In July 2008 the independent Sentencing Advisory Panel published its consultation paper on the overarching principles of sentencing. The panel was asked by the Sentencing Guidelines Council to review the definitive guidelines Overarching Principles: Seriousness and New Sentences: Criminal Justice Act 2003. The consultation paper contains an important discussion of the principles of sentencing of women offenders. Further work needs to be done to understand current sentencing practice but we welcome the steps the panel has taken.
Lord Bradley's review into the diversion of offenders with mental health problems or learning disabilities is due to report to Government early in the new year.
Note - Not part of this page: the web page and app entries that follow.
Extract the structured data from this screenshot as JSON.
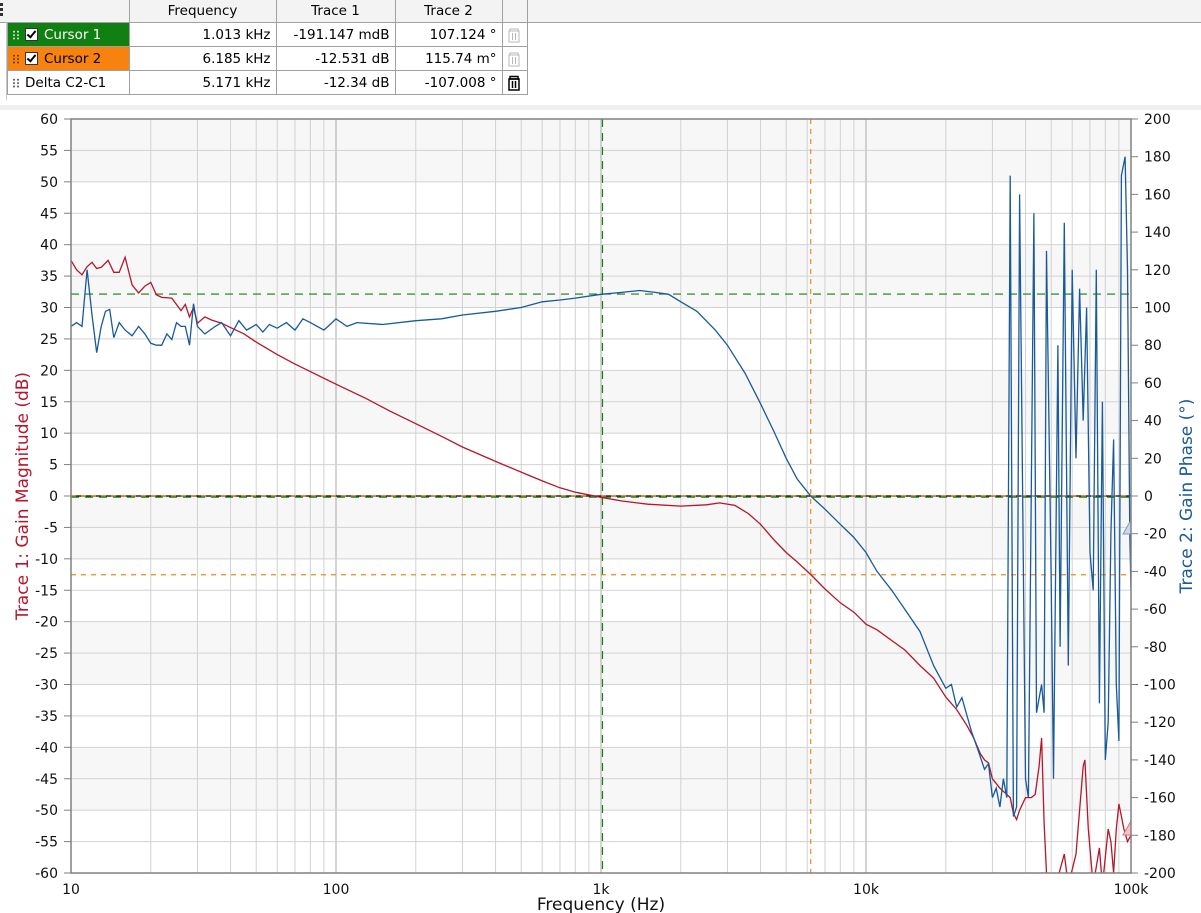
{
  "cursor_table": {
    "headers": [
      "",
      "Frequency",
      "Trace 1",
      "Trace 2"
    ],
    "rows": [
      {
        "name": "Cursor 1",
        "checked": true,
        "color": "#118012",
        "frequency": "1.013 kHz",
        "trace1": "-191.147 mdB",
        "trace2": "107.124 °",
        "delete_icon": "trash-icon-disabled"
      },
      {
        "name": "Cursor 2",
        "checked": true,
        "color": "#f7820e",
        "frequency": "6.185 kHz",
        "trace1": "-12.531 dB",
        "trace2": "115.74 m°",
        "delete_icon": "trash-icon-disabled"
      },
      {
        "name": "Delta C2-C1",
        "checked": null,
        "color": "#ffffff",
        "frequency": "5.171 kHz",
        "trace1": "-12.34 dB",
        "trace2": "-107.008 °",
        "delete_icon": "trash-icon"
      }
    ]
  },
  "colors": {
    "trace1": "#b5162b",
    "trace2": "#185a9a",
    "cursor1": "#1a7d1a",
    "cursor2": "#f08a1e",
    "grid": "#d2d2d2"
  },
  "chart_data": {
    "type": "line",
    "title": "",
    "xlabel": "Frequency (Hz)",
    "ylabel": "Trace 1: Gain Magnitude (dB)",
    "y2label": "Trace 2: Gain Phase (°)",
    "xscale": "log",
    "xlim": [
      10,
      100000
    ],
    "ylim": [
      -60,
      60
    ],
    "y2lim": [
      -200,
      200
    ],
    "grid": true,
    "x_ticks": [
      {
        "v": 10,
        "label": "10"
      },
      {
        "v": 100,
        "label": "100"
      },
      {
        "v": 1000,
        "label": "1k"
      },
      {
        "v": 10000,
        "label": "10k"
      },
      {
        "v": 100000,
        "label": "100k"
      }
    ],
    "y_ticks": [
      60,
      55,
      50,
      45,
      40,
      35,
      30,
      25,
      20,
      15,
      10,
      5,
      0,
      -5,
      -10,
      -15,
      -20,
      -25,
      -30,
      -35,
      -40,
      -45,
      -50,
      -55,
      -60
    ],
    "y2_ticks": [
      200,
      180,
      160,
      140,
      120,
      100,
      80,
      60,
      40,
      20,
      0,
      -20,
      -40,
      -60,
      -80,
      -100,
      -120,
      -140,
      -160,
      -180,
      -200
    ],
    "cursors": [
      {
        "name": "Cursor 1",
        "x": 1013,
        "y1": -0.191,
        "y2": 107.124
      },
      {
        "name": "Cursor 2",
        "x": 6185,
        "y1": -12.531,
        "y2": 0.116
      }
    ],
    "series": [
      {
        "name": "Trace 1: Gain Magnitude",
        "axis": "left",
        "points": [
          [
            10,
            37.5
          ],
          [
            10.5,
            36
          ],
          [
            11,
            35.2
          ],
          [
            11.5,
            36.5
          ],
          [
            12,
            37.2
          ],
          [
            12.5,
            36.2
          ],
          [
            13,
            36.4
          ],
          [
            13.8,
            37.5
          ],
          [
            14.5,
            35.6
          ],
          [
            15.2,
            35.6
          ],
          [
            16,
            38
          ],
          [
            17,
            33.6
          ],
          [
            18,
            32.3
          ],
          [
            19,
            33.4
          ],
          [
            20,
            34
          ],
          [
            21,
            32
          ],
          [
            22,
            31.6
          ],
          [
            24,
            31.5
          ],
          [
            26,
            29.5
          ],
          [
            27,
            30.5
          ],
          [
            28,
            28.5
          ],
          [
            29,
            30
          ],
          [
            30,
            27.5
          ],
          [
            32,
            28.5
          ],
          [
            34,
            28
          ],
          [
            37,
            27.5
          ],
          [
            40,
            26.8
          ],
          [
            45,
            25.8
          ],
          [
            50,
            24.5
          ],
          [
            60,
            22.5
          ],
          [
            70,
            21
          ],
          [
            80,
            19.8
          ],
          [
            100,
            17.8
          ],
          [
            130,
            15.5
          ],
          [
            160,
            13.5
          ],
          [
            200,
            11.5
          ],
          [
            250,
            9.5
          ],
          [
            300,
            7.8
          ],
          [
            400,
            5.5
          ],
          [
            500,
            3.8
          ],
          [
            600,
            2.4
          ],
          [
            700,
            1.3
          ],
          [
            800,
            0.6
          ],
          [
            1000,
            -0.2
          ],
          [
            1200,
            -0.8
          ],
          [
            1500,
            -1.3
          ],
          [
            2000,
            -1.6
          ],
          [
            2500,
            -1.4
          ],
          [
            2800,
            -1.1
          ],
          [
            3200,
            -1.5
          ],
          [
            3600,
            -2.8
          ],
          [
            4000,
            -4.5
          ],
          [
            4500,
            -7
          ],
          [
            5000,
            -9
          ],
          [
            5500,
            -10.5
          ],
          [
            6185,
            -12.5
          ],
          [
            7000,
            -14.8
          ],
          [
            8000,
            -17
          ],
          [
            9000,
            -18.5
          ],
          [
            10000,
            -20.4
          ],
          [
            11000,
            -21.3
          ],
          [
            12500,
            -23
          ],
          [
            14000,
            -24.5
          ],
          [
            16000,
            -27
          ],
          [
            18000,
            -29
          ],
          [
            20000,
            -32
          ],
          [
            22000,
            -34
          ],
          [
            24000,
            -36.5
          ],
          [
            25500,
            -38.5
          ],
          [
            27000,
            -41
          ],
          [
            28000,
            -42
          ],
          [
            29000,
            -42.5
          ],
          [
            30000,
            -45
          ],
          [
            32000,
            -46.5
          ],
          [
            33000,
            -47
          ],
          [
            35000,
            -48
          ],
          [
            36000,
            -50.5
          ],
          [
            37000,
            -51.5
          ],
          [
            38000,
            -50
          ],
          [
            40000,
            -48
          ],
          [
            42000,
            -48
          ],
          [
            43500,
            -47.5
          ],
          [
            45000,
            -43
          ],
          [
            46000,
            -38.5
          ],
          [
            47000,
            -52
          ],
          [
            48000,
            -60
          ],
          [
            52000,
            -62
          ],
          [
            56000,
            -57
          ],
          [
            58000,
            -62
          ],
          [
            62000,
            -57
          ],
          [
            66000,
            -43
          ],
          [
            67000,
            -42
          ],
          [
            69000,
            -53
          ],
          [
            72000,
            -62
          ],
          [
            76000,
            -56
          ],
          [
            78000,
            -62
          ],
          [
            82000,
            -53
          ],
          [
            84000,
            -55
          ],
          [
            86000,
            -60
          ],
          [
            88000,
            -53
          ],
          [
            90000,
            -49
          ],
          [
            94000,
            -53
          ],
          [
            97000,
            -55
          ],
          [
            100000,
            -54
          ]
        ]
      },
      {
        "name": "Trace 2: Gain Phase",
        "axis": "right",
        "points": [
          [
            10,
            90
          ],
          [
            10.5,
            92
          ],
          [
            11,
            90
          ],
          [
            11.5,
            120
          ],
          [
            12,
            96
          ],
          [
            12.5,
            76
          ],
          [
            13,
            90
          ],
          [
            13.5,
            98
          ],
          [
            14,
            99
          ],
          [
            14.5,
            84
          ],
          [
            15.2,
            92
          ],
          [
            16,
            88
          ],
          [
            17,
            85
          ],
          [
            18,
            90
          ],
          [
            19,
            86
          ],
          [
            20,
            81
          ],
          [
            21,
            80
          ],
          [
            22,
            80
          ],
          [
            23,
            86
          ],
          [
            24,
            83
          ],
          [
            25,
            92
          ],
          [
            26,
            90
          ],
          [
            27,
            90
          ],
          [
            28,
            80
          ],
          [
            29,
            102
          ],
          [
            30,
            90
          ],
          [
            32,
            86
          ],
          [
            35,
            90
          ],
          [
            37,
            92
          ],
          [
            40,
            85
          ],
          [
            43,
            93
          ],
          [
            46,
            88
          ],
          [
            50,
            91
          ],
          [
            53,
            87
          ],
          [
            56,
            91
          ],
          [
            60,
            89
          ],
          [
            65,
            92
          ],
          [
            70,
            88
          ],
          [
            75,
            94
          ],
          [
            80,
            92
          ],
          [
            90,
            88
          ],
          [
            95,
            91
          ],
          [
            100,
            94
          ],
          [
            110,
            90
          ],
          [
            120,
            92
          ],
          [
            150,
            91
          ],
          [
            200,
            93
          ],
          [
            250,
            94
          ],
          [
            300,
            96
          ],
          [
            400,
            98
          ],
          [
            500,
            100
          ],
          [
            600,
            103
          ],
          [
            700,
            104
          ],
          [
            800,
            105
          ],
          [
            1000,
            107
          ],
          [
            1200,
            108
          ],
          [
            1400,
            109
          ],
          [
            1600,
            108
          ],
          [
            1800,
            107
          ],
          [
            2000,
            103
          ],
          [
            2300,
            98
          ],
          [
            2700,
            88
          ],
          [
            3000,
            80
          ],
          [
            3500,
            65
          ],
          [
            4000,
            49
          ],
          [
            4500,
            34
          ],
          [
            5000,
            20
          ],
          [
            5500,
            9
          ],
          [
            6185,
            0
          ],
          [
            7000,
            -7
          ],
          [
            8000,
            -15
          ],
          [
            9000,
            -22
          ],
          [
            10000,
            -30
          ],
          [
            11000,
            -40
          ],
          [
            12500,
            -50
          ],
          [
            14000,
            -60
          ],
          [
            16000,
            -72
          ],
          [
            18000,
            -90
          ],
          [
            20000,
            -102
          ],
          [
            21000,
            -100
          ],
          [
            22000,
            -112
          ],
          [
            23000,
            -107
          ],
          [
            25000,
            -125
          ],
          [
            26500,
            -135
          ],
          [
            28000,
            -145
          ],
          [
            29000,
            -142
          ],
          [
            30000,
            -160
          ],
          [
            31000,
            -155
          ],
          [
            32000,
            -165
          ],
          [
            33000,
            -150
          ],
          [
            34000,
            -160
          ],
          [
            35000,
            170
          ],
          [
            36000,
            -170
          ],
          [
            37000,
            -165
          ],
          [
            38000,
            160
          ],
          [
            40000,
            -150
          ],
          [
            41000,
            -160
          ],
          [
            43000,
            150
          ],
          [
            44000,
            -115
          ],
          [
            46000,
            -100
          ],
          [
            47000,
            -115
          ],
          [
            48000,
            130
          ],
          [
            50000,
            -45
          ],
          [
            51000,
            -150
          ],
          [
            53000,
            80
          ],
          [
            54000,
            -80
          ],
          [
            56000,
            145
          ],
          [
            58000,
            -90
          ],
          [
            60000,
            120
          ],
          [
            62000,
            20
          ],
          [
            64000,
            110
          ],
          [
            66000,
            40
          ],
          [
            68000,
            100
          ],
          [
            70000,
            -30
          ],
          [
            72000,
            -50
          ],
          [
            74000,
            120
          ],
          [
            76000,
            -110
          ],
          [
            78000,
            50
          ],
          [
            80000,
            -140
          ],
          [
            82000,
            -120
          ],
          [
            84000,
            -20
          ],
          [
            86000,
            30
          ],
          [
            88000,
            -100
          ],
          [
            90000,
            -130
          ],
          [
            92000,
            170
          ],
          [
            95000,
            180
          ],
          [
            97000,
            120
          ],
          [
            99000,
            -20
          ],
          [
            100000,
            -50
          ]
        ]
      }
    ],
    "markers": [
      {
        "series": "Trace 2: Gain Phase",
        "value": -17,
        "shape": "triangle"
      },
      {
        "series": "Trace 1: Gain Magnitude",
        "value": -53,
        "shape": "triangle"
      }
    ]
  }
}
The review considers women offenders and the ongoing programme of work from the Corston report has formed part of the evidence Lord Bradley is considering. The Government welcome Lord Bradleys review and accepted recommendations will be taken forward in the offender health and social care strategy, currently being developed by Government for publication in the summer.
The cross-departmental criminal justice womens strategy unit now includes representatives from the Attorney-Generals Office, Government Equalities Office and the Department of Health,
and we are continuing to negotiate with other Departments to contribute resources. The unit informs the work of the ministerial sub-group on implementation of the Government's response to Corston; which has recently expanded its membership to include Ministers from both the Department for Innovation, Universities and Skills and Department for Children, Schools and Families.
The Secretary of State for Northern Ireland (Mr. Shaun Woodward): The Government have received and welcomed the first annual report of Lord Carlile of Berriew on the operation of arrangements for handling national security matters in Northern Ireland.
The Parliamentary Under-Secretary of State for Transport (Jim Fitzpatrick): The effect of section 47 of, and Schedule 3 to, the Local Transport Act 2008 is to empower the Secretary of State to make regulations establishing a new regime for the impounding of certain public service vehicles operated without a valid operators licence. These provisions were included in response to a recommendation of the House of Commons Transport Committee in its pre-legislative scrutiny of the draft Bill.
The Vehicle and Operator Services Agency (VOSA) is today publishing a consultation which sets out the Governments detailed proposals for this new regime, including draft regulations. The proposals build on the existing goods vehicle impounding regime, which has helped to deter illegal operation in that sector. They should support the Governments road safety objectives, as well as reducing unfair competition for legitimate operators. Comments are invited from all interested parties, and the consultation will close on 31 March 2009.
Copies of the consultation paper, draft regulations and a consultation-stage impact assessment will be available on the Department for Transports website at: www.dft.gov.uk, and copies are available in the Library of the House.